Staff absence related to COVID-19 was a challenge for schools in the spring term, which was exacerbated by difficulties recruiting supply teachers. This resulted in increased staff workloads, as schools used their own staff to cover lessons.
Today’s Early Years report finds that the pandemic has continued to affect young children’s communication and language development, with many providers noticing delays in speech and language. Others said babies have struggled to respond to basic facial expressions, which may be due to reduced social interaction during the pandemic.
The negative impact on children’s personal, social and emotional development has also continued, with many lacking confidence in group activities.
Children’s social and friendship-building skills have been affected. Some providers reported that toddlers and pre-schoolers needed more support with sharing and turn-taking. To address this, staff were providing as many opportunities as possible for children to mix with others and build confidence in social situations.
There continues to be an impact on children’s physical development, including delays in babies learning to crawl and walk. Some providers reported that children had regressed in their independence and self-care skills. As a result, they have increased the amount of time children spend on physical activities, to develop gross motor skills.
An increasing number of providers were concerned that, compared with before the pandemic, fewer children have learned to use the toilet independently. This means that more children may not be ready for school by age 4. Providers were also concerned about obesity and dental health, so have focused on providing well-balanced meals and increased time for physical activity.
Many providers reported difficulties retaining high-quality staff since the start of the pandemic.

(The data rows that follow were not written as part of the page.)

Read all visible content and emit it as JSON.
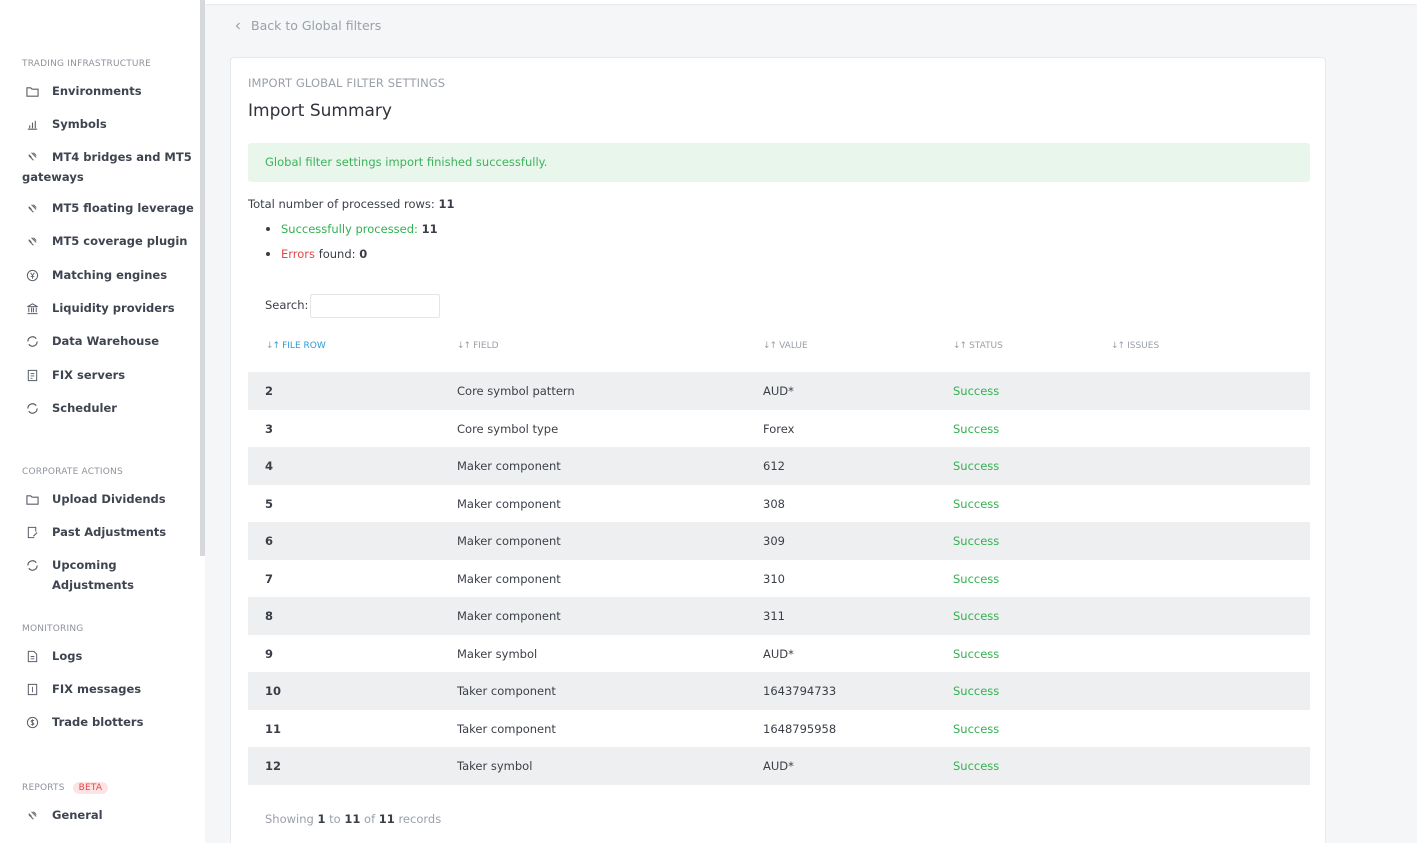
{
  "sidebar": {
    "sections": [
      {
        "title": "TRADING INFRASTRUCTURE"
      },
      {
        "title": "CORPORATE ACTIONS"
      },
      {
        "title": "MONITORING"
      },
      {
        "title": "REPORTS",
        "badge": "BETA"
      }
    ],
    "items": [
      {
        "label": "Environments",
        "icon": "folder-icon"
      },
      {
        "label": "Symbols",
        "icon": "bar-chart-icon"
      },
      {
        "label": "MT4 bridges and MT5 gateways",
        "icon": "link-icon"
      },
      {
        "label": "MT5 floating leverage",
        "icon": "link-icon"
      },
      {
        "label": "MT5 coverage plugin",
        "icon": "link-icon"
      },
      {
        "label": "Matching engines",
        "icon": "yen-coin-icon"
      },
      {
        "label": "Liquidity providers",
        "icon": "bank-icon"
      },
      {
        "label": "Data Warehouse",
        "icon": "refresh-icon"
      },
      {
        "label": "FIX servers",
        "icon": "fix-doc-icon"
      },
      {
        "label": "Scheduler",
        "icon": "refresh-icon"
      },
      {
        "label": "Upload Dividends",
        "icon": "folder-icon"
      },
      {
        "label": "Past Adjustments",
        "icon": "doc-edit-icon"
      },
      {
        "label": "Upcoming Adjustments",
        "icon": "refresh-icon"
      },
      {
        "label": "Logs",
        "icon": "doc-icon"
      },
      {
        "label": "FIX messages",
        "icon": "doc-icon"
      },
      {
        "label": "Trade blotters",
        "icon": "dollar-coin-icon"
      },
      {
        "label": "General",
        "icon": "link-icon"
      }
    ]
  },
  "back_link": "Back to Global filters",
  "card": {
    "eyebrow": "IMPORT GLOBAL FILTER SETTINGS",
    "title": "Import Summary",
    "alert": "Global filter settings import finished successfully.",
    "total_label": "Total number of processed rows:",
    "total_value": "11",
    "success_label": "Successfully processed:",
    "success_value": "11",
    "errors_label": "Errors",
    "errors_suffix": "found:",
    "errors_value": "0",
    "search_label": "Search:",
    "search_value": ""
  },
  "table": {
    "columns": [
      "FILE ROW",
      "FIELD",
      "VALUE",
      "STATUS",
      "ISSUES"
    ],
    "rows": [
      {
        "row": "2",
        "field": "Core symbol pattern",
        "value": "AUD*",
        "status": "Success",
        "issues": ""
      },
      {
        "row": "3",
        "field": "Core symbol type",
        "value": "Forex",
        "status": "Success",
        "issues": ""
      },
      {
        "row": "4",
        "field": "Maker component",
        "value": "612",
        "status": "Success",
        "issues": ""
      },
      {
        "row": "5",
        "field": "Maker component",
        "value": "308",
        "status": "Success",
        "issues": ""
      },
      {
        "row": "6",
        "field": "Maker component",
        "value": "309",
        "status": "Success",
        "issues": ""
      },
      {
        "row": "7",
        "field": "Maker component",
        "value": "310",
        "status": "Success",
        "issues": ""
      },
      {
        "row": "8",
        "field": "Maker component",
        "value": "311",
        "status": "Success",
        "issues": ""
      },
      {
        "row": "9",
        "field": "Maker symbol",
        "value": "AUD*",
        "status": "Success",
        "issues": ""
      },
      {
        "row": "10",
        "field": "Taker component",
        "value": "1643794733",
        "status": "Success",
        "issues": ""
      },
      {
        "row": "11",
        "field": "Taker component",
        "value": "1648795958",
        "status": "Success",
        "issues": ""
      },
      {
        "row": "12",
        "field": "Taker symbol",
        "value": "AUD*",
        "status": "Success",
        "issues": ""
      }
    ]
  },
  "footer": {
    "showing": "Showing",
    "from": "1",
    "to_word": "to",
    "to": "11",
    "of_word": "of",
    "total": "11",
    "records": "records"
  },
  "colors": {
    "success": "#32b150",
    "error": "#e04848",
    "accent": "#2d9bd6",
    "alert_bg": "#e8f6ec"
  }
}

This has left some short of skilled practitioners, which has affected the quality of teaching and catch-up strategies.
Some providers are concerned about their long-term sustainability given fluctuations in numbers of children on roll.